## Task instructions
Output each record exactly. Leave none out.

[Collected data]
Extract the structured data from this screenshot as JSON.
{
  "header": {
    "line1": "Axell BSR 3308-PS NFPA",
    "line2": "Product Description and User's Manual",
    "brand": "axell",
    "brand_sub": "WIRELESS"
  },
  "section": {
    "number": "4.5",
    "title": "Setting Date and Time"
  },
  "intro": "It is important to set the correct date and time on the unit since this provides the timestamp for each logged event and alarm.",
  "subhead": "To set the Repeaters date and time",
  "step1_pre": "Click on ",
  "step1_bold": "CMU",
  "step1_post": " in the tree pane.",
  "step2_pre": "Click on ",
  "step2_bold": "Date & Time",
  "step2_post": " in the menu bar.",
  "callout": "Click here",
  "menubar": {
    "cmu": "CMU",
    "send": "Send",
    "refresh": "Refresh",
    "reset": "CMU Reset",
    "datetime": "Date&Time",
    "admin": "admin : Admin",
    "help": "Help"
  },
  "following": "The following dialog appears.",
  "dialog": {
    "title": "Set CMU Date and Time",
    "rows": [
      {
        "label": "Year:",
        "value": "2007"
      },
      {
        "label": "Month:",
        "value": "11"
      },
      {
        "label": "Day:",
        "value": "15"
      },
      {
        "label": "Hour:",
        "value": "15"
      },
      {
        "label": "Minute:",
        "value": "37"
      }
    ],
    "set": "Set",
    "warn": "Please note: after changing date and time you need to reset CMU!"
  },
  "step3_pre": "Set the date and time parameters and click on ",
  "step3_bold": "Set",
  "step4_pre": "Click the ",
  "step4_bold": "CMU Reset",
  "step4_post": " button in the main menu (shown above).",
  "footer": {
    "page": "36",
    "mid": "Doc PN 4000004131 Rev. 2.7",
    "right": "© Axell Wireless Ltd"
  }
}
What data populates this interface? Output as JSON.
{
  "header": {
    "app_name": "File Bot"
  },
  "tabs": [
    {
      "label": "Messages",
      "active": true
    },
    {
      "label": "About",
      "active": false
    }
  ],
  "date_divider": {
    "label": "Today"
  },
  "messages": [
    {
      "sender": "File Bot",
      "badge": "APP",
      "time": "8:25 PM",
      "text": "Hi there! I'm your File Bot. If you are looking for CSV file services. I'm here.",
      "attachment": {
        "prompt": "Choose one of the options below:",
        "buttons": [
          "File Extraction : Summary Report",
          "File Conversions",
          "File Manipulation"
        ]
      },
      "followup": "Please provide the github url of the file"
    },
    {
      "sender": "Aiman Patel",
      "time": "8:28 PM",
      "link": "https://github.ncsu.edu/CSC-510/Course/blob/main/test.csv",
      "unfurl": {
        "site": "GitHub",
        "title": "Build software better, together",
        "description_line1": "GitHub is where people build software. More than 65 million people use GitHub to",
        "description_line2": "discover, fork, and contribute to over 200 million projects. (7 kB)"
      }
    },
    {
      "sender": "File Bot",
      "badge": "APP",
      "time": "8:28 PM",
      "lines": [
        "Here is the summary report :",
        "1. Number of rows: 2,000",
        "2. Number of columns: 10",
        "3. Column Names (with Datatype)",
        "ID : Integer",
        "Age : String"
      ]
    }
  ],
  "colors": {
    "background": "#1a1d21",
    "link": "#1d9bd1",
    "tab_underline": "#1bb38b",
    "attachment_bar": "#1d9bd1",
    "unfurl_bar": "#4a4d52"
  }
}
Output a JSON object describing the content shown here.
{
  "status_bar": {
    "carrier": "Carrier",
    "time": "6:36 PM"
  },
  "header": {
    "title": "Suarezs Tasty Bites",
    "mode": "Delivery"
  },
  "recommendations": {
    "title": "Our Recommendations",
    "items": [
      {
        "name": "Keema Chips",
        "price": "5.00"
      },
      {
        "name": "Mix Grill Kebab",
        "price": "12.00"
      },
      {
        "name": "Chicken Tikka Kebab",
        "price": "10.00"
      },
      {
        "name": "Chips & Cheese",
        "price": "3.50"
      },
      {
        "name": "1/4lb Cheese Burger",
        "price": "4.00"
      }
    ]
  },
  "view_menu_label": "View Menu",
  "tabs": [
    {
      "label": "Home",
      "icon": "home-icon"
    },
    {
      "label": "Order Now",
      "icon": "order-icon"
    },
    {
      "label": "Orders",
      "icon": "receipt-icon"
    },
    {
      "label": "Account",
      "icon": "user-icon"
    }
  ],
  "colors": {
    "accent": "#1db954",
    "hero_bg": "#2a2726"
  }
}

## Exercise response
Extract the structured data from this screenshot as JSON.
{
  "header": {
    "line1": "Axell BSR 3308-PS NFPA",
    "line2": "Product Description and User's Manual",
    "brand": "axell",
    "brand_sub": "WIRELESS"
  },
  "section": {
    "number": "4.5",
    "title": "Setting Date and Time"
  },
  "intro": "It is important to set the correct date and time on the unit since this provides the timestamp for each logged event and alarm.",
  "subhead": "To set the Repeaters date and time",
  "step1_pre": "Click on ",
  "step1_bold": "CMU",
  "step1_post": " in the tree pane.",
  "step2_pre": "Click on ",
  "step2_bold": "Date & Time",
  "step2_post": " in the menu bar.",
  "callout": "Click here",
  "menubar": {
    "cmu": "CMU",
    "send": "Send",
    "refresh": "Refresh",
    "reset": "CMU Reset",
    "datetime": "Date&Time",
    "admin": "admin : Admin",
    "help": "Help"
  },
  "following": "The following dialog appears.",
  "dialog": {
    "title": "Set CMU Date and Time",
    "rows": [
      {
        "label": "Year:",
        "value": "2007"
      },
      {
        "label": "Month:",
        "value": "11"
      },
      {
        "label": "Day:",
        "value": "15"
      },
      {
        "label": "Hour:",
        "value": "15"
      },
      {
        "label": "Minute:",
        "value": "37"
      }
    ],
    "set": "Set",
    "warn": "Please note: after changing date and time you need to reset CMU!"
  },
  "step3_pre": "Set the date and time parameters and click on ",
  "step3_bold": "Set",
  "step4_pre": "Click the ",
  "step4_bold": "CMU Reset",
  "step4_post": " button in the main menu (shown above).",
  "footer": {
    "page": "36",
    "mid": "Doc PN 4000004131 Rev. 2.7",
    "right": "© Axell Wireless Ltd"
  }
}
What data populates this interface? Output as JSON.
{
  "header": {
    "app_name": "File Bot"
  },
  "tabs": [
    {
      "label": "Messages",
      "active": true
    },
    {
      "label": "About",
      "active": false
    }
  ],
  "date_divider": {
    "label": "Today"
  },
  "messages": [
    {
      "sender": "File Bot",
      "badge": "APP",
      "time": "8:25 PM",
      "text": "Hi there! I'm your File Bot. If you are looking for CSV file services. I'm here.",
      "attachment": {
        "prompt": "Choose one of the options below:",
        "buttons": [
          "File Extraction : Summary Report",
          "File Conversions",
          "File Manipulation"
        ]
      },
      "followup": "Please provide the github url of the file"
    },
    {
      "sender": "Aiman Patel",
      "time": "8:28 PM",
      "link": "https://github.ncsu.edu/CSC-510/Course/blob/main/test.csv",
      "unfurl": {
        "site": "GitHub",
        "title": "Build software better, together",
        "description_line1": "GitHub is where people build software. More than 65 million people use GitHub to",
        "description_line2": "discover, fork, and contribute to over 200 million projects. (7 kB)"
      }
    },
    {
      "sender": "File Bot",
      "badge": "APP",
      "time": "8:28 PM",
      "lines": [
        "Here is the summary report :",
        "1. Number of rows: 2,000",
        "2. Number of columns: 10",
        "3. Column Names (with Datatype)",
        "ID : Integer",
        "Age : String"
      ]
    }
  ],
  "colors": {
    "background": "#1a1d21",
    "link": "#1d9bd1",
    "tab_underline": "#1bb38b",
    "attachment_bar": "#1d9bd1",
    "unfurl_bar": "#4a4d52"
  }
}
Output a JSON object describing the content shown here.
{
  "status_bar": {
    "carrier": "Carrier",
    "time": "6:36 PM"
  },
  "header": {
    "title": "Suarezs Tasty Bites",
    "mode": "Delivery"
  },
  "recommendations": {
    "title": "Our Recommendations",
    "items": [
      {
        "name": "Keema Chips",
        "price": "5.00"
      },
      {
        "name": "Mix Grill Kebab",
        "price": "12.00"
      },
      {
        "name": "Chicken Tikka Kebab",
        "price": "10.00"
      },
      {
        "name": "Chips & Cheese",
        "price": "3.50"
      },
      {
        "name": "1/4lb Cheese Burger",
        "price": "4.00"
      }
    ]
  },
  "view_menu_label": "View Menu",
  "tabs": [
    {
      "label": "Home",
      "icon": "home-icon"
    },
    {
      "label": "Order Now",
      "icon": "order-icon"
    },
    {
      "label": "Orders",
      "icon": "receipt-icon"
    },
    {
      "label": "Account",
      "icon": "user-icon"
    }
  ],
  "colors": {
    "accent": "#1db954",
    "hero_bg": "#2a2726"
  }
}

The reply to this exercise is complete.